“The Catechism of the Catholic Church clearly mentions these factors: ‘imputability and responsibility for an action can be diminished or even nullified by ignorance, inadvertence, duress, fear, habit, inordinate attachments, and other psychological or social factors’.”

3. The authority of the document

The document does not deal in depth with the question of authority, but it does not claim to make authoritative doctrinal statements. It presents itself as a summing-up of the recent Synods, with some “considerations”. As an apostolic exhortation, it has a lower level of authority than an encyclical; the Pope’s encyclical Laudato Si’ claimed that it was “now added to the body of the Church’s social teaching”.

“The various interventions of the Synod Fathers, to which I paid close heed, made up, as it were, a multifaceted gem reflecting many legitimate concerns and honest questions. For this reason, I thought it appropriate to prepare a post-synodal Apostolic Exhortation to gather the contributions of the two recent Synods on the family, while adding other considerations as an aid to reflection, dialogue and pastoral practice, and as a help and encouragement to families in their daily commitments and challenges.” (4)

4. Reaffirmation of teaching on contraception

As well as condemning abortion, the document contains many references to Paul VI’s Humanae Vitae and John Paul II’s writings on contraception (68, 81 82, 151, 155, 283) Perhaps the strongest restatement of Church teaching is this (80):

“Nonetheless, the conjugal union is ordered to procreation ‘by its very nature’. The child who is born ‘does not come from outside as something added on to the mutual love of the spouses, but springs from the very heart of that mutual giving, as its fruit and fulfilment’.

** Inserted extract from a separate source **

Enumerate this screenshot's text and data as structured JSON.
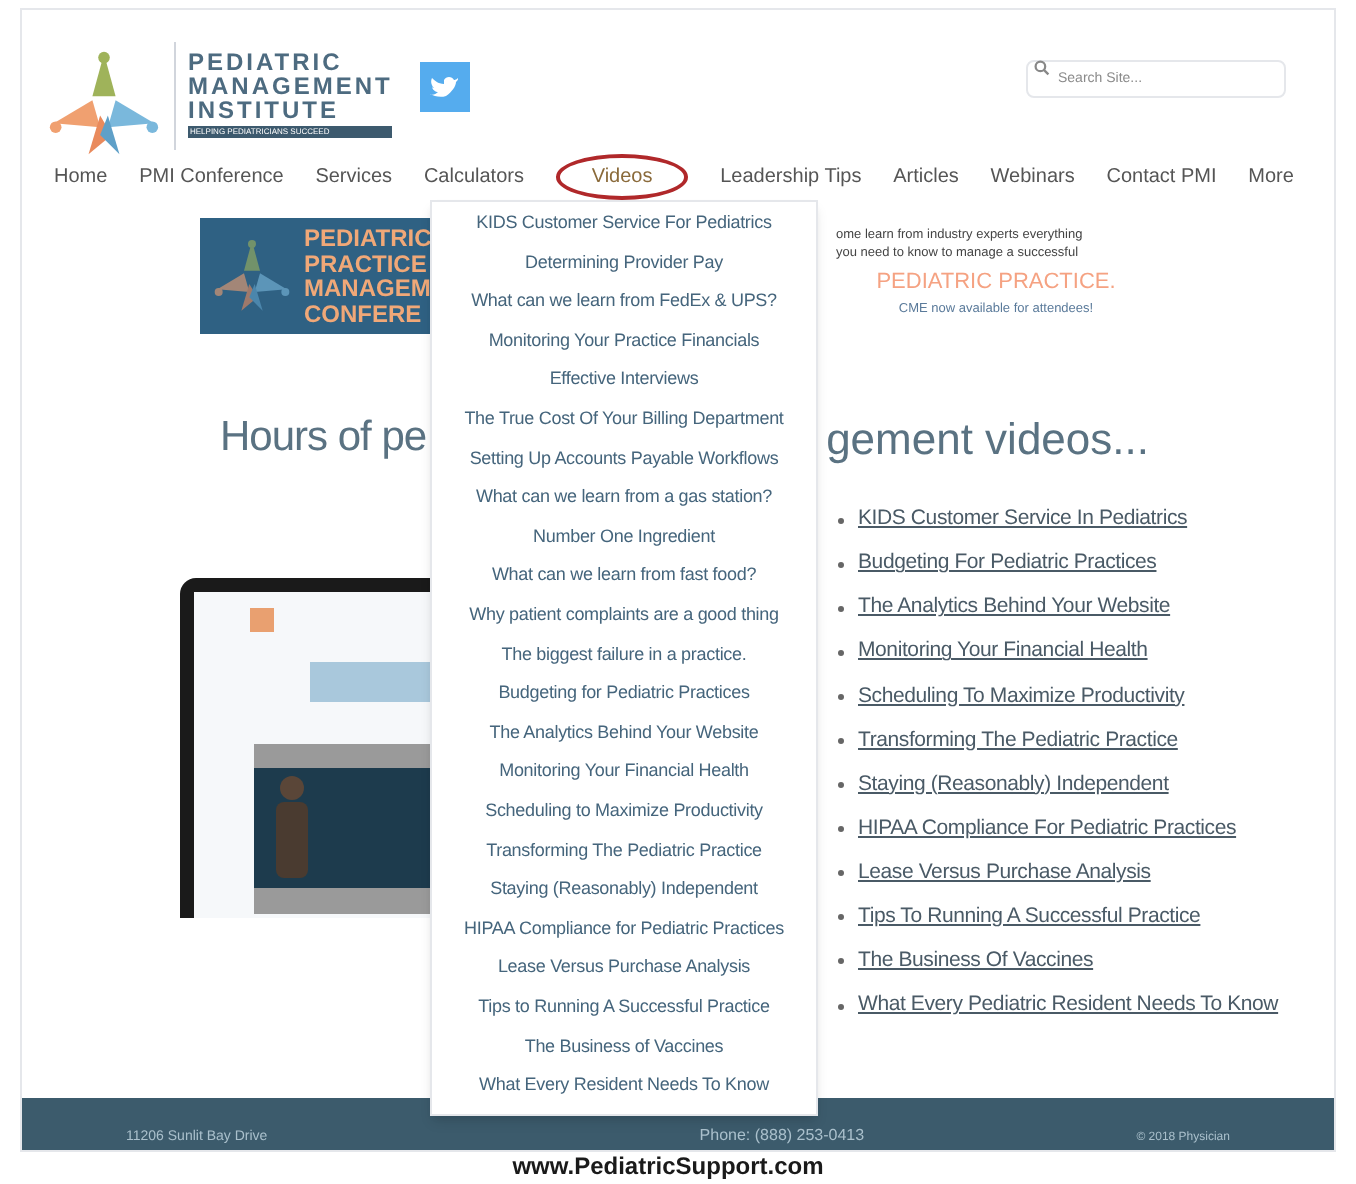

“He or she does not appear at the end of a process, but is present from the beginning of love as an essential feature, one that cannot be denied without disfiguring that love itself. From the outset, love refuses every impulse to close in on itself; it is open to a fruitfulness that draws it beyond itself. Hence no genital act of husband and wife can refuse this meaning, even when for various reasons it may not always in fact beget a new life.”

5. On same-sex unions

The exhortation briefly summarises the conclusions of the synod, which strongly opposed the redefinition of marriage (250) and repeats the Church’s teaching on showing consideration to gay people (251):

“During the Synod, we discussed the situation of families whose members include persons who experience same-sex attraction, a situation not easy either for parents or for children. We would like before all else to reaffirm that every person, regardless of sexual orientation, ought to be respected in his or her dignity and treated with consideration, while ‘every sign of unjust discrimination’ is to be carefully avoided, particularly any form of aggression and violence.

“Such families should be given respectful pastoral guidance, so that those who manifest a homosexual orientation can receive the assistance they need to understand and fully carry out God’s will in their lives.”


Leave a Reply

  1. most read post
  2. Most Commented
  3. Choose Categories